He makes you want to shake him or to leave him alone, to say nothing at all and to move very slowly, since he seems so easily disturbed by the slightest thing. It's moving. It doesn't help the dialogue. I guess people must feel the same when they meet me. Now I picture it. I smile.

I tell him the plot of the film. I mention, probably still not to rush him, that it is not at all provocative. He replied: "Yes, but it's radical, that's great."

Then I talk about my ideas on the sound. I tell him that I don't appreciate the way people usually use the soundtrack on the movies, which is often quite moronic. There they go again with their violins when it's sad or make noise machine when it's scary ... I do not necessarily want to tell the viewer what to think of the film.

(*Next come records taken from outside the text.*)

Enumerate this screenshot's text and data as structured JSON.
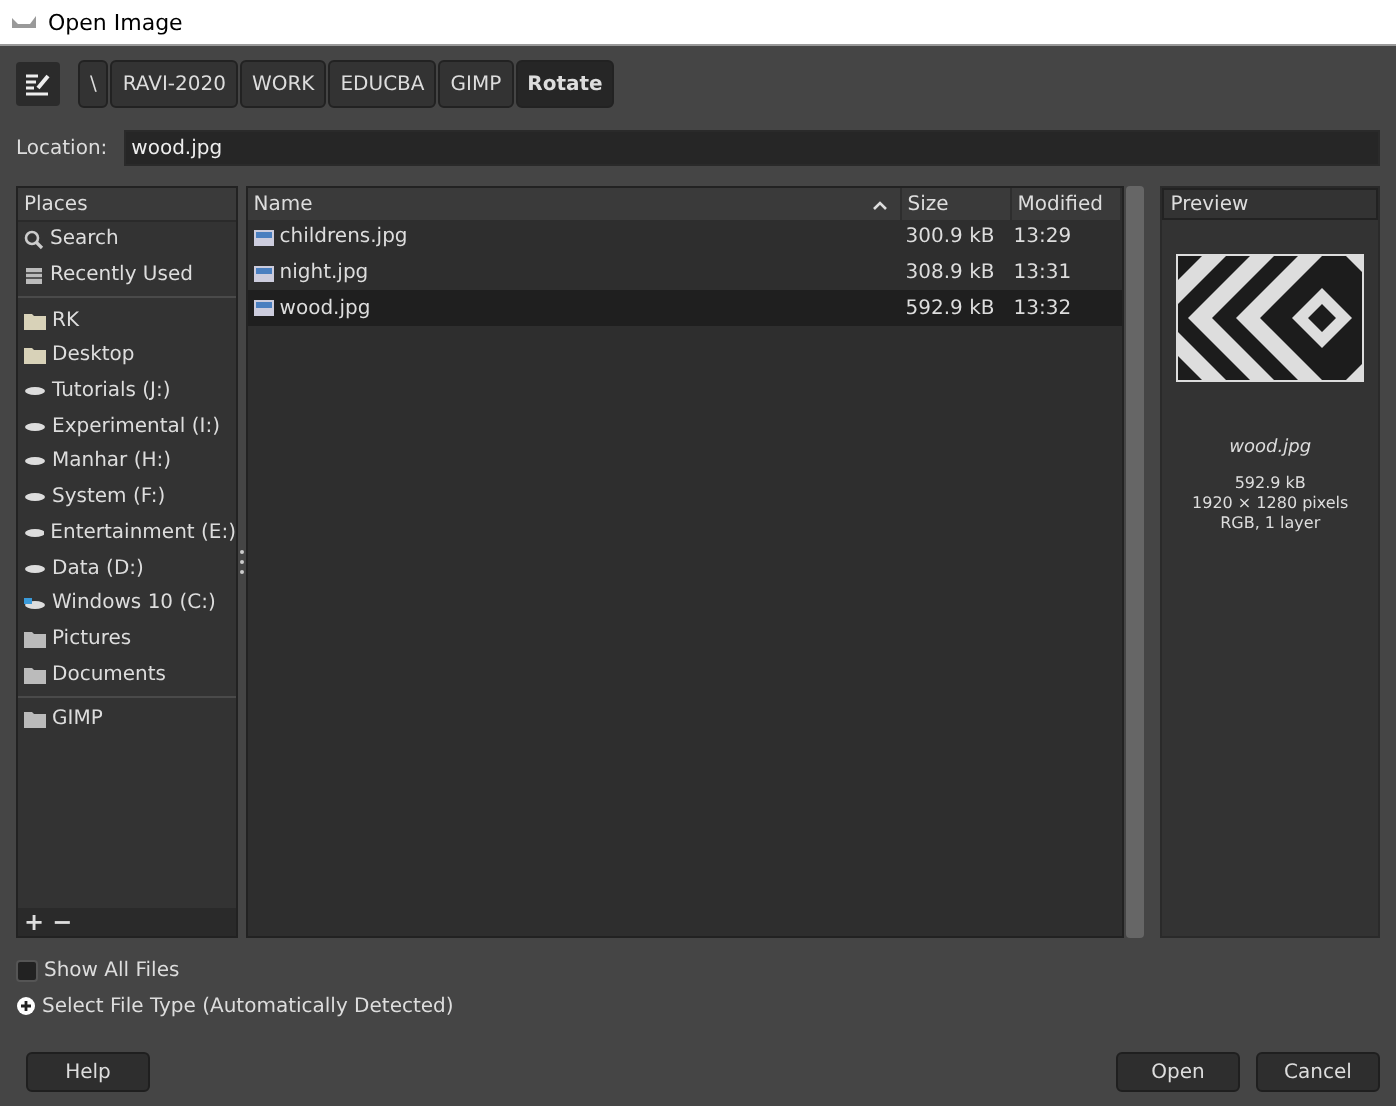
{
  "window": {
    "title": "Open Image"
  },
  "path_bar": [
    {
      "label": "\\",
      "selected": false
    },
    {
      "label": "RAVI-2020",
      "selected": false
    },
    {
      "label": "WORK",
      "selected": false
    },
    {
      "label": "EDUCBA",
      "selected": false
    },
    {
      "label": "GIMP",
      "selected": false
    },
    {
      "label": "Rotate",
      "selected": true
    }
  ],
  "location": {
    "label": "Location:",
    "value": "wood.jpg"
  },
  "places": {
    "title": "Places",
    "groups": [
      [
        {
          "kind": "search",
          "label": "Search"
        },
        {
          "kind": "recent",
          "label": "Recently Used"
        }
      ],
      [
        {
          "kind": "folder",
          "label": "RK"
        },
        {
          "kind": "folder",
          "label": "Desktop"
        },
        {
          "kind": "drive",
          "label": "Tutorials (J:)"
        },
        {
          "kind": "drive",
          "label": "Experimental (I:)"
        },
        {
          "kind": "drive",
          "label": "Manhar (H:)"
        },
        {
          "kind": "drive",
          "label": "System (F:)"
        },
        {
          "kind": "drive",
          "label": "Entertainment (E:)"
        },
        {
          "kind": "drive",
          "label": "Data (D:)"
        },
        {
          "kind": "windows",
          "label": "Windows 10 (C:)"
        },
        {
          "kind": "library",
          "label": "Pictures"
        },
        {
          "kind": "library",
          "label": "Documents"
        }
      ],
      [
        {
          "kind": "library",
          "label": "GIMP"
        }
      ]
    ],
    "add_button": "+",
    "remove_button": "−"
  },
  "files": {
    "columns": [
      "Name",
      "Size",
      "Modified"
    ],
    "rows": [
      {
        "name": "childrens.jpg",
        "size": "300.9 kB",
        "modified": "13:29",
        "selected": false
      },
      {
        "name": "night.jpg",
        "size": "308.9 kB",
        "modified": "13:31",
        "selected": false
      },
      {
        "name": "wood.jpg",
        "size": "592.9 kB",
        "modified": "13:32",
        "selected": true
      }
    ]
  },
  "preview": {
    "title": "Preview",
    "filename": "wood.jpg",
    "size": "592.9 kB",
    "dimensions": "1920 × 1280 pixels",
    "info": "RGB, 1 layer"
  },
  "options": [
    {
      "kind": "checkbox",
      "label": "Show All Files",
      "checked": false
    },
    {
      "kind": "expander",
      "label": "Select File Type (Automatically Detected)",
      "expanded": false
    }
  ],
  "buttons": {
    "help": "Help",
    "open": "Open",
    "cancel": "Cancel"
  }
}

I tell him I want to use real noise from the street, the weather, the birds ... He breaks me off with his eyes screwed up by his smile: "that's the origins of music, calling to mind the storm , the songs of birds .... "

I explain that I want to go with what is happening, reinforce the rhythm, but I also don't want the sound to stick to the images. I say that sometimes only the sound gives the information in the film, while we don't know what happens on the image.

He listens carefully. He often agrees with me, even if things I say contradicts each other. I guess he must be a bit intimidated.

Then he asks technical questions, how I record this noise, how I edit it... He gives me advice and offers me his help.

I ask him what he's working on and how he proceeds. I listen. I smile. I would be curious to hear it.

It is time to go. I tell him he looks more awake than before. He smiles. We say we meet again soon.


Do you want to be faithful to Unfaithful? (click...)


Portrait: Lydia Lunch

Photo by Dave Naz
Lydia Lunch is an American singer, poet, writer and actress.

Muse of the New York's No Wave movement, she acted in, wrote, and directed underground films (including the powerful visual poem The right side of my brain, directed by Richard Kern).

She wrote and composed about 30 albums. Hailed by the Boston Phoenix as "one of the 10 most influential performers of the '90s", her solo career featured collaborations with musicians such as Sonic Youth and Nick Cave.

Lately, she was invited by Asia Argento to operate as official still photographer on The Heart Is Deceitful Above All Things and narrated Cam Archer's award winning American Fame part 1 and 2.

She undertakes repeated tours of Europe and the U.S.

She wrote and composed the music in Unfaithful.




Trailer #2 by Patrick McPheron

Patrick McPheron made his own trailer of Unfaithful.

To introduce himself, he says in few words: "I am a 28 year old graphic designer living in Los Angeles, California.

I love to paint, edit, cut, create, erase, redo, recover, manipulate, makeover and mash-up in all media.

I love horror movies from the 1970s, art nouveau, and old empty houses.

My website
promotes what my brain comes up with."


Patrick's words about his trailer: "I went for something subtle, sexy, and mysterious for the trailer and added some very simple musical notes to the piece to help give it a little something extra. I hope you enjoy it!"

Do you want to be faithful to Unfaithful? (click...)